  • I’ve been really enjoying reading your blog posts on hockey training and this one on youth training is directly related to my current situation. My son is 9 and has embarked on his first year of travel hockey. The increased commitment has been a bit of a shock to him, so i’m trying to help him with some time management strategies, for example, stick handle while doing math facts. Practice spelling words on the drive to practice. and now for the one that I would like advice on.
    Our walk to the bus stop is about 50 yards, uphill about 30-35% grade. I want to suggest that we do walking lunges instead of just walking. I know that the lunge puts more emphasis on the vastus medialis and i’m concerned about creating an imbalance in his legs that could lead to injury or some type of discomfort. I think that skaters tend to have underdeveloped “tear drops” any way, and the hip stretching and ham/glute recruitment of the lunge should make it a perfect compliment, but i am no pro. Do you think this would be a good idea?

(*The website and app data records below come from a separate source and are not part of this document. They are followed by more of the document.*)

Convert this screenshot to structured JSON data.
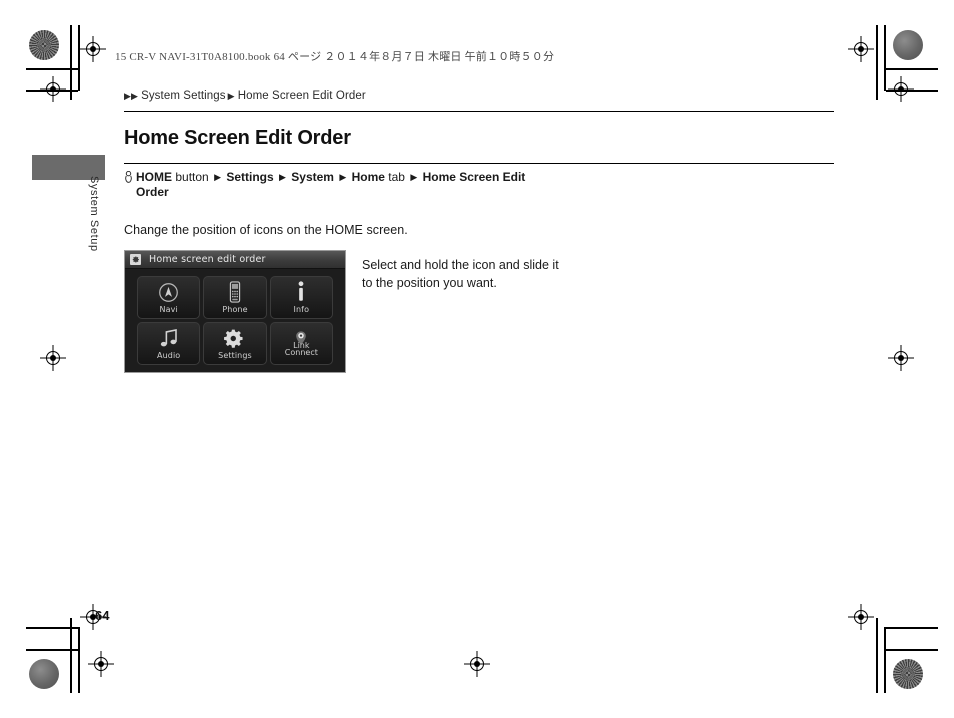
{
  "book_header": "15 CR-V NAVI-31T0A8100.book   64 ページ   ２０１４年８月７日   木曜日   午前１０時５０分",
  "side_tab": {
    "label": "System Setup"
  },
  "breadcrumb": {
    "arrow": "▶",
    "parent": "System Settings",
    "separator": "▶",
    "current": "Home Screen Edit Order"
  },
  "page_title": "Home Screen Edit Order",
  "nav_path": {
    "icon": "hand-press-icon",
    "triangle": "▶",
    "steps": [
      {
        "text": "HOME",
        "bold": true
      },
      {
        "text": "button",
        "bold": false
      },
      {
        "text": "Settings",
        "bold": true
      },
      {
        "text": "System",
        "bold": true
      },
      {
        "text": "Home",
        "bold": true
      },
      {
        "text": "tab",
        "bold": false
      },
      {
        "text": "Home Screen Edit Order",
        "bold": true
      }
    ]
  },
  "body_text": "Change the position of icons on the HOME screen.",
  "figure": {
    "screen_title": "Home screen edit order",
    "title_icon": "gear-icon",
    "tiles": [
      {
        "label": "Navi",
        "icon": "compass-icon"
      },
      {
        "label": "Phone",
        "icon": "phone-handset-icon"
      },
      {
        "label": "Info",
        "icon": "info-icon"
      },
      {
        "label": "Audio",
        "icon": "music-note-icon"
      },
      {
        "label": "Settings",
        "icon": "gear-icon"
      },
      {
        "label": "Link",
        "sublabel": "Connect",
        "icon": "map-pin-icon"
      }
    ]
  },
  "figure_caption": "Select and hold the icon and slide it to the position you want.",
  "page_number": "64",
  "colors": {
    "side_tab": "#6b6b6b",
    "screen_bg": "#1d1d1d",
    "screen_titlebar": "#3c3c3c",
    "tile_text": "#cfcfcf"
  }
}
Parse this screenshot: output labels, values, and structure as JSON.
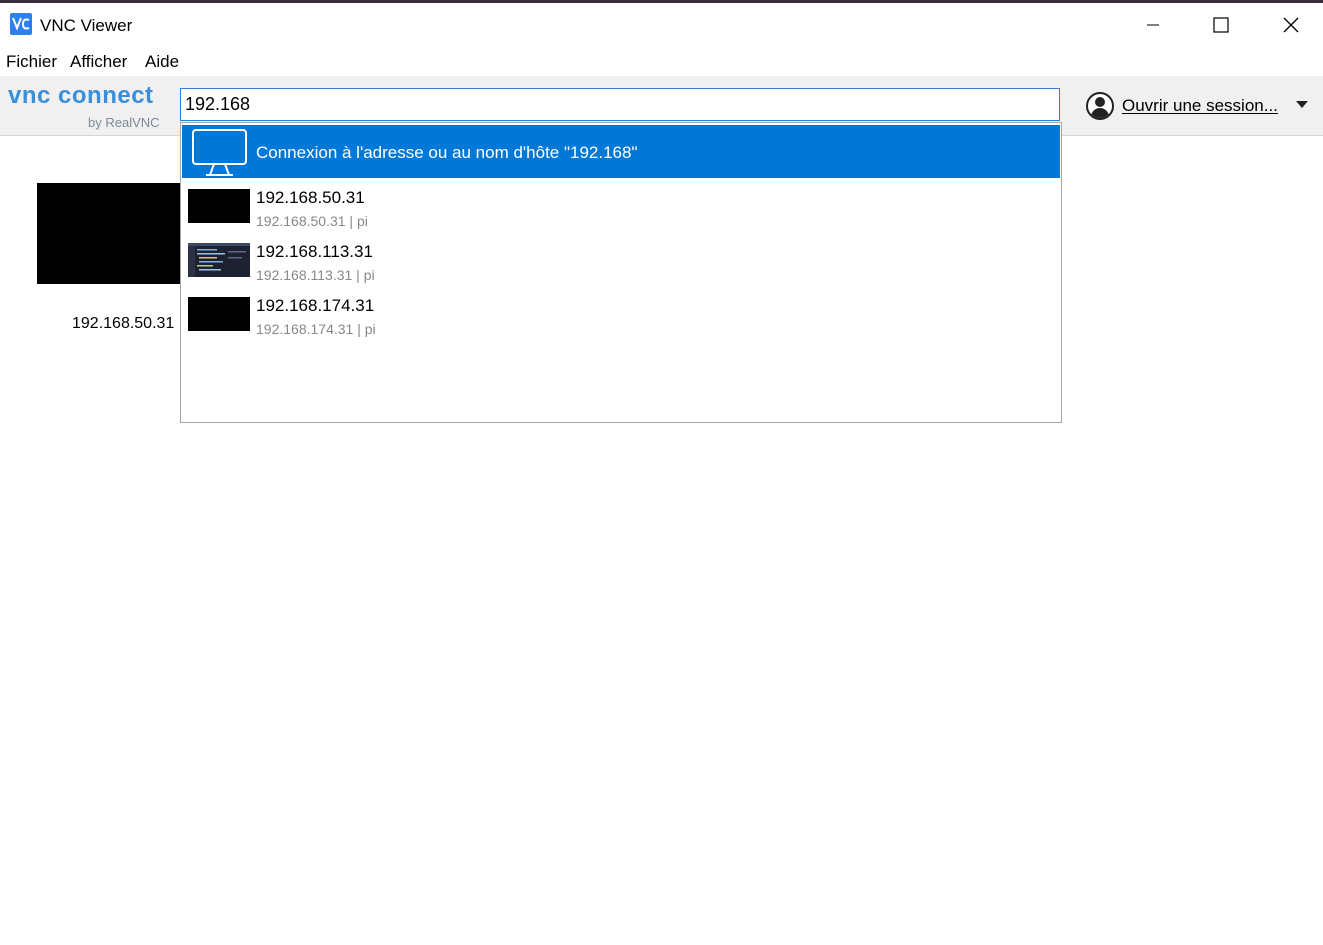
{
  "window": {
    "title": "VNC Viewer"
  },
  "menu": {
    "items": [
      "Fichier",
      "Afficher",
      "Aide"
    ]
  },
  "logo": {
    "main": "vnc connect",
    "sub": "by RealVNC"
  },
  "search": {
    "value": "192.168"
  },
  "signin": {
    "label": "Ouvrir une session..."
  },
  "background_entry": {
    "label": "192.168.50.31"
  },
  "dropdown": {
    "connect_label": "Connexion à l'adresse ou au nom d'hôte \"192.168\"",
    "results": [
      {
        "title": "192.168.50.31",
        "subtitle": "192.168.50.31 | pi",
        "thumb": "black"
      },
      {
        "title": "192.168.113.31",
        "subtitle": "192.168.113.31 | pi",
        "thumb": "code"
      },
      {
        "title": "192.168.174.31",
        "subtitle": "192.168.174.31 | pi",
        "thumb": "black"
      }
    ]
  },
  "colors": {
    "accent": "#0078d7",
    "logo": "#3a8fd8",
    "toolbar_bg": "#f0f0f0"
  },
  "icons": [
    "vnc-app-icon",
    "minimize-icon",
    "maximize-icon",
    "close-icon",
    "user-avatar-icon",
    "dropdown-caret-icon",
    "monitor-icon"
  ]
}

    • Hey Mike!

      Walking lunges can be a great idea for youth athletic development for all of the reasons you mentioned, and the fact that it’s not with a load but still increased in difficulty due to the uphill grade is a great way to keep it challenging. If your son is committed and having fun, this is good stuff.